### WHAT YOU ARE ASKED TO DO
Print the whole listing below exactly as given, pictures excluded.

### SUPPLIED INFORMATION
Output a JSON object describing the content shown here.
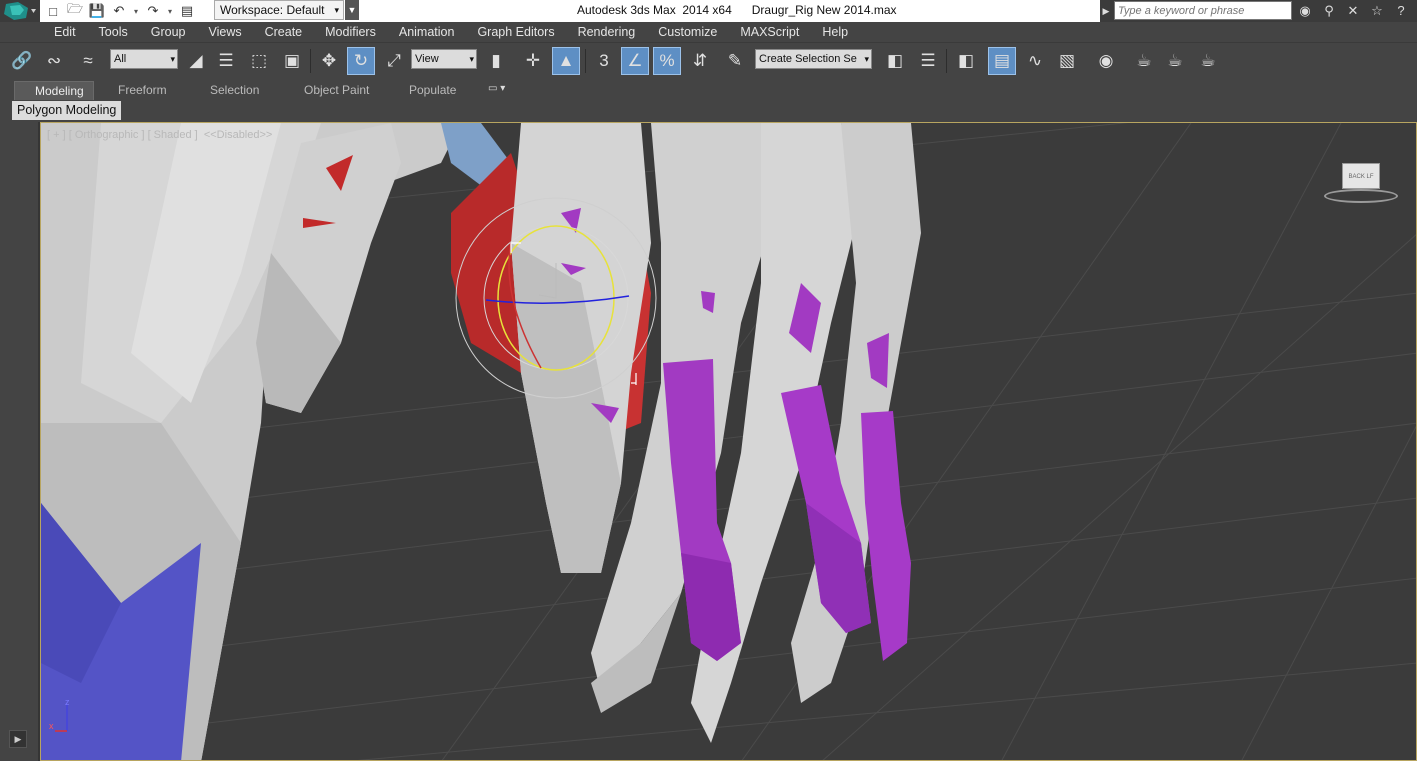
{
  "titlebar": {
    "workspace_label": "Workspace: Default",
    "app_title": "Autodesk 3ds Max  2014 x64      Draugr_Rig New 2014.max",
    "search_placeholder": "Type a keyword or phrase"
  },
  "menu": {
    "items": [
      "Edit",
      "Tools",
      "Group",
      "Views",
      "Create",
      "Modifiers",
      "Animation",
      "Graph Editors",
      "Rendering",
      "Customize",
      "MAXScript",
      "Help"
    ]
  },
  "toolbar": {
    "selection_filter": "All",
    "ref_coord_system": "View",
    "named_selection_placeholder": "Create Selection Se",
    "snap_number": "3"
  },
  "ribbon": {
    "tabs": [
      "Modeling",
      "Freeform",
      "Selection",
      "Object Paint",
      "Populate"
    ],
    "active_tab": "Modeling",
    "panel_label": "Polygon Modeling"
  },
  "viewport": {
    "label": "[ + ] [ Orthographic ] [ Shaded ]  <<Disabled>>",
    "viewcube_faces": "BACK  LF",
    "axis_x": "x",
    "axis_z": "z"
  },
  "colors": {
    "accent_active": "#5e8fc4",
    "viewport_bg": "#3b3b3b",
    "mesh_gray": "#c8c8c8",
    "bone_purple": "#a23ac2",
    "muscle_red": "#b52b2b",
    "cloth_blue": "#5050c0"
  },
  "icons": {
    "app": "3ds-max-logo-icon",
    "gizmo": "rotate-gizmo-icon"
  }
}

### ANSWER BOX
Output a JSON object describing the content shown here.
{
  "titlebar": {
    "workspace_label": "Workspace: Default",
    "app_title": "Autodesk 3ds Max  2014 x64      Draugr_Rig New 2014.max",
    "search_placeholder": "Type a keyword or phrase"
  },
  "menu": {
    "items": [
      "Edit",
      "Tools",
      "Group",
      "Views",
      "Create",
      "Modifiers",
      "Animation",
      "Graph Editors",
      "Rendering",
      "Customize",
      "MAXScript",
      "Help"
    ]
  },
  "toolbar": {
    "selection_filter": "All",
    "ref_coord_system": "View",
    "named_selection_placeholder": "Create Selection Se",
    "snap_number": "3"
  },
  "ribbon": {
    "tabs": [
      "Modeling",
      "Freeform",
      "Selection",
      "Object Paint",
      "Populate"
    ],
    "active_tab": "Modeling",
    "panel_label": "Polygon Modeling"
  },
  "viewport": {
    "label": "[ + ] [ Orthographic ] [ Shaded ]  <<Disabled>>",
    "viewcube_faces": "BACK  LF",
    "axis_x": "x",
    "axis_z": "z"
  },
  "colors": {
    "accent_active": "#5e8fc4",
    "viewport_bg": "#3b3b3b",
    "mesh_gray": "#c8c8c8",
    "bone_purple": "#a23ac2",
    "muscle_red": "#b52b2b",
    "cloth_blue": "#5050c0"
  },
  "icons": {
    "app": "3ds-max-logo-icon",
    "gizmo": "rotate-gizmo-icon"
  }
}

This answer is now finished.